_The problem_. Copy every line in the records below that contains the word "Measure".
*** Block opens ***
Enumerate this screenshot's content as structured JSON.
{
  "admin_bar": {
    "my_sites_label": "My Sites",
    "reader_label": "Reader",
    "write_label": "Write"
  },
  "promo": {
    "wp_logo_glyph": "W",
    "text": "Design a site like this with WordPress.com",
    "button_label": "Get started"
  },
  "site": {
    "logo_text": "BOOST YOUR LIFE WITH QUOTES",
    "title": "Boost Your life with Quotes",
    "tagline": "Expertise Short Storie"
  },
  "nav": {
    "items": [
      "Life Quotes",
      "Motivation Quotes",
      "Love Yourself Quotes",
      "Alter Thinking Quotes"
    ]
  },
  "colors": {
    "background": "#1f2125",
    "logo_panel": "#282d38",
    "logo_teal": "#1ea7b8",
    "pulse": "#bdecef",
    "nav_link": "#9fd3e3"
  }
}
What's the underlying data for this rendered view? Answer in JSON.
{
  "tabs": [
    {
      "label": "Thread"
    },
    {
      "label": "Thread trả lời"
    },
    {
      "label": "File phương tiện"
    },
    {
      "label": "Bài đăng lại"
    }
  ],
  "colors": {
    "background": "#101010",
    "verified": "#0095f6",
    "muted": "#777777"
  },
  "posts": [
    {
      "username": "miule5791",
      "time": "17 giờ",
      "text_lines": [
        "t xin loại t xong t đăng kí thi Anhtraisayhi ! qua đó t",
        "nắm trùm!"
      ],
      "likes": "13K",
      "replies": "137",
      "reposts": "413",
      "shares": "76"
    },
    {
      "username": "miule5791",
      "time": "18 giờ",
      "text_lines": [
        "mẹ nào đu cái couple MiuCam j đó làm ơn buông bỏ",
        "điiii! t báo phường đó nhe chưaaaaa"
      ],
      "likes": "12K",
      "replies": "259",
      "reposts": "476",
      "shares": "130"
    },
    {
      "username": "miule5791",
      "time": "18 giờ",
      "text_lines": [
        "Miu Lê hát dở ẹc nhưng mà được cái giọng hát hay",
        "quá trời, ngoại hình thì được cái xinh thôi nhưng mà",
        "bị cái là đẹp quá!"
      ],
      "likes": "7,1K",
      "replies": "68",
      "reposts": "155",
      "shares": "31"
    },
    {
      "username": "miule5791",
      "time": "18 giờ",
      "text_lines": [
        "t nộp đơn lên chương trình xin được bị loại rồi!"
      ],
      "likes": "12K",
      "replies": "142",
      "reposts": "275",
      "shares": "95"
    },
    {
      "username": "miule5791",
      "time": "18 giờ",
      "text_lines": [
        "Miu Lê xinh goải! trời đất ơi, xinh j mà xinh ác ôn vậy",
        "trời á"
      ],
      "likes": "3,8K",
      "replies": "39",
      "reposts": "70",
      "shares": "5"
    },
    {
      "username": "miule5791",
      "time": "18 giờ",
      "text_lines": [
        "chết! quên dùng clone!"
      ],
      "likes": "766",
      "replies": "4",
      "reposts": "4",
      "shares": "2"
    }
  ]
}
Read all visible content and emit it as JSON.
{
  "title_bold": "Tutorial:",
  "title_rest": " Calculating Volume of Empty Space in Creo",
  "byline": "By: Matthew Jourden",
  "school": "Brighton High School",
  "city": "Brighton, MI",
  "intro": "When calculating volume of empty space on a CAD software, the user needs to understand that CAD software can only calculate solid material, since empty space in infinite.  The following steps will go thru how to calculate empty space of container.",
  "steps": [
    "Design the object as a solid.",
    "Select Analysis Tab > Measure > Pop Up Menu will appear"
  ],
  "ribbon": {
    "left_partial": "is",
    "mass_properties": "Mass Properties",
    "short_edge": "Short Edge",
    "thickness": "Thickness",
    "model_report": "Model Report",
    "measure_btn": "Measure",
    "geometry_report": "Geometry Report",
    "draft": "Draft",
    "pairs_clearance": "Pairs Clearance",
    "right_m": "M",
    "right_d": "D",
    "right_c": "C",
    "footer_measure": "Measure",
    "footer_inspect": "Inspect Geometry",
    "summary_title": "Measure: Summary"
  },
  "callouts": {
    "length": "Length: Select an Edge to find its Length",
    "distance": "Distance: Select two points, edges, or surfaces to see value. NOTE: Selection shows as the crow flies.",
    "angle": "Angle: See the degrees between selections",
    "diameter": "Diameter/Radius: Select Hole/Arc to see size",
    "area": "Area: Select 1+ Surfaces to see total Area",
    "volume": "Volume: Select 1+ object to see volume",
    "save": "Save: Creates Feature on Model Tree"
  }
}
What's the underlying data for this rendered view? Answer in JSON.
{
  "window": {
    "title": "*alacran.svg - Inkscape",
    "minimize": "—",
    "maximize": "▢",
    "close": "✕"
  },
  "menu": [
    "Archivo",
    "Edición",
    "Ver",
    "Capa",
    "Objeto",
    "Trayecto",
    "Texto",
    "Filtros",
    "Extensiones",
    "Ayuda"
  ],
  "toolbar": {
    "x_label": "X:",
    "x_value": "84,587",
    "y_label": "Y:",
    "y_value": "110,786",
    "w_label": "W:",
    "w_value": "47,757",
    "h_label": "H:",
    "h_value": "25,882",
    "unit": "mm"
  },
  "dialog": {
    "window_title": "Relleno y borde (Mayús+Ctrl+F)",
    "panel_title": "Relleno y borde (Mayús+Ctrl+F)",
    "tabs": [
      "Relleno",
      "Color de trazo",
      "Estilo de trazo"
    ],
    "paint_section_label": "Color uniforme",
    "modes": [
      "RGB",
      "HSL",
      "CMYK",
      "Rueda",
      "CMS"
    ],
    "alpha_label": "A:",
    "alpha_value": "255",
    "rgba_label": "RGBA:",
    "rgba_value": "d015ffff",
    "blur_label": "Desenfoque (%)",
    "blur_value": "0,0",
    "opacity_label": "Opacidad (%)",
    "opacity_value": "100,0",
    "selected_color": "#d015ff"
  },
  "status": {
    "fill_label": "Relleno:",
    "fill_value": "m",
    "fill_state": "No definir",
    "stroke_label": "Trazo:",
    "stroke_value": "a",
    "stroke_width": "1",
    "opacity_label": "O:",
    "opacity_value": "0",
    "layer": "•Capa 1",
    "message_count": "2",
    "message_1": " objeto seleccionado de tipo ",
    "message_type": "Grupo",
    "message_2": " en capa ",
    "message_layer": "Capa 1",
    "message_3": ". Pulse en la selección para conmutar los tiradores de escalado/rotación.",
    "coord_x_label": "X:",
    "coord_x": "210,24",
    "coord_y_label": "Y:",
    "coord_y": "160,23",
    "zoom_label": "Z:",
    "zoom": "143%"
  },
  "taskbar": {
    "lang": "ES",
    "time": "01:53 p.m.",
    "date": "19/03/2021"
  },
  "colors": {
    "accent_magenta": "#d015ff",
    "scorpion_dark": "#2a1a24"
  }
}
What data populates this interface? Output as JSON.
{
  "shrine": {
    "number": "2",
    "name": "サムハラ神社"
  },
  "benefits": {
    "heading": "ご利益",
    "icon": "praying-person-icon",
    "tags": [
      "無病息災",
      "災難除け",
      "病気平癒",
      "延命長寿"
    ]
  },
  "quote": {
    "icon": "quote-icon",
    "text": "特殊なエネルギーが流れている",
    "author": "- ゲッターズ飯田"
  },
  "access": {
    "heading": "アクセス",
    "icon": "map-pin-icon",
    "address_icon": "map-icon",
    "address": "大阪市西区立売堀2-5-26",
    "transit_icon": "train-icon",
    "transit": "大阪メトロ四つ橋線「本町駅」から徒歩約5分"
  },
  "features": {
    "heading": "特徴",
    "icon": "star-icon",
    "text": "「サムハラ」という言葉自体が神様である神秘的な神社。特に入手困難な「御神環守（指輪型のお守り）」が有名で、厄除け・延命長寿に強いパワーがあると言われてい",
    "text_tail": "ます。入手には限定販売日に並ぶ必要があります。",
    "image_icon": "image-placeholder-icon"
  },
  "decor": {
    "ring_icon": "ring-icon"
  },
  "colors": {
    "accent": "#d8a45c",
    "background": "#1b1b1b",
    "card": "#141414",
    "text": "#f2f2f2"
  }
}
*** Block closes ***
_Your response_.
    "Select Analysis Tab > Measure > Pop Up Menu will appear"
    "measure_btn": "Measure",
    "footer_measure": "Measure",
    "summary_title": "Measure: Summary"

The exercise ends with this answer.